My research interest is centered around two key areas. First, I am focused on enhancing the representation of (very) long textual contexts (e.g., sequences of documents), by utilizing long-term hierarchical structures identified in linguistics, such as discourse frameworks and linguistic moves. This endeavor aims to delve deeper than the surface level of text, akin to “reading between the lines.” It involves uncovering the pragmatic relations and long-term motivations underlying the authoring of sentences and paragraphs. By doing so, I seek to enhance our (and language models’) understanding and processing of complex textual materials, revealing the intricate patterns and motivations that guide the construction of extended narratives.
Second, I aim to develop language models that are capable of generating content guided by these long-term structures, effectively acting as a “plan for writing.” This approach aims to improve thematic cohesion, controllability, and efficiency (via “caching” of these structures) in producing text across extensive contexts.

The overarching goal of my research is to advance the capabilities of language models in understanding and generating extended texts by employing the nuanced, long-term hierarchical structures found in linguistics. This ambition is particularly significant given that the linguistic framework for analyzing the “general” hierarchical structures of lengthy texts is complex and, as a result, remains underexplored. My research endeavors to fill this gap by offering a computational approach that enables the analysis and utilization of these intricate structures.

Regarding modeling and computational strategies, my interest lies in the application of (hyper)graph analyses, hierarchical generation techniques, and the alignment of language models with human or linguistic feedback. This approach encompasses exploring the potential of hypergraphs for capturing complex relationships within texts, employing hierarchical structures to guide the generation process, and refining language models through feedback that aligns with (long-term) human linguistic intuition.

Before joining the Ph.D. program, I worked as a researcher at NAVER LABS Europe and Papago team at NAVER Korea, where I researched on various topics in neural machine translation (NMT), such as analysis of language-pair-specific multilingual representation, document-level NMT with discourse information, cross-attention-based website translation, and quality estimation for evaluating NMT models.

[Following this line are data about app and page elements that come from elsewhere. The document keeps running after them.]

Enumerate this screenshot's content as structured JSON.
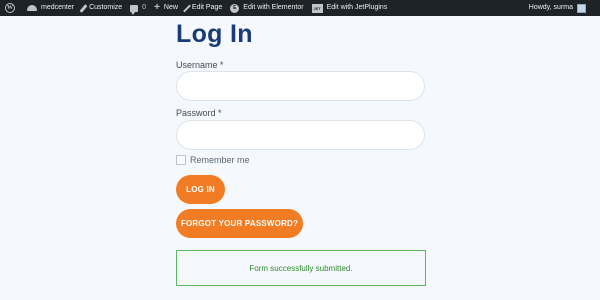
{
  "adminbar": {
    "site_name": "medcenter",
    "customize": "Customize",
    "comments_count": "0",
    "new": "New",
    "edit_page": "Edit Page",
    "edit_elementor": "Edit with Elementor",
    "edit_jet": "Edit with JetPlugins",
    "greeting": "Howdy, surma",
    "icons": [
      "wordpress-icon",
      "home-icon",
      "brush-icon",
      "comment-icon",
      "plus-icon",
      "pencil-icon",
      "elementor-icon",
      "jetplugins-icon"
    ]
  },
  "page": {
    "title": "Log In"
  },
  "form": {
    "username_label": "Username *",
    "username_value": "",
    "password_label": "Password *",
    "password_value": "",
    "remember_label": "Remember me",
    "remember_checked": false,
    "login_button": "LOG IN",
    "forgot_button": "FORGOT YOUR PASSWORD?"
  },
  "message": {
    "success": "Form successfully submitted."
  },
  "colors": {
    "adminbar_bg": "#1d2327",
    "title": "#1a3a78",
    "button": "#f27c24",
    "success_border": "#5cb85c",
    "success_text": "#2e8b2e",
    "page_bg": "#f5f9fd"
  }
}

I received a B.Eng. degree in Computer Science from Imperial College London in 2011. From 2012 to 2013, I served in the Republic of Korea Army Special Forces as an army interpreter and a geospatial image analyst. In 2016, I received an M.S. degree in Computer Science from Korea Advanced Institute of Science and Technology (KAIST).

For the Spring 2024 semester, I am actively involved in organizing the meetings and seminars for Textgroup. Additionally, since October 2020, I have been leading Seeking-SOTA, a deep learning study group that convenes weekly. This group brings together researchers, academics, and professionals in South Korea, all dedicated to staying at the cutting edge of the field of deep learning.

My Ph.D. program is generously supported by 3M Science and Technology Fellowships.


Jun 15, 2024 Our research on differentiating between machine-generated and human-authored texts through the analysis of “discourse motifs” is accepted to appear at ACL 2024.
Jun 13, 2024 I am thrilled to be interning at Amazon AGI this summer where I will be working on model alignment with discourse signals.
Sep 25, 2023 I completed my summer internship at Salesforce on developing a challenging benchmark dataset for paper citation task for large language models.
Oct 06, 2022 My summer internship work at Grammarly on improving iterative text revision task is accepted to appear at EMNLP 2022.
May 26, 2022 Our work on system demonstration for interactive and iterative text revision was shared in In2Writing workshop at ACL 2022 and received best paper award 🎉.

latest posts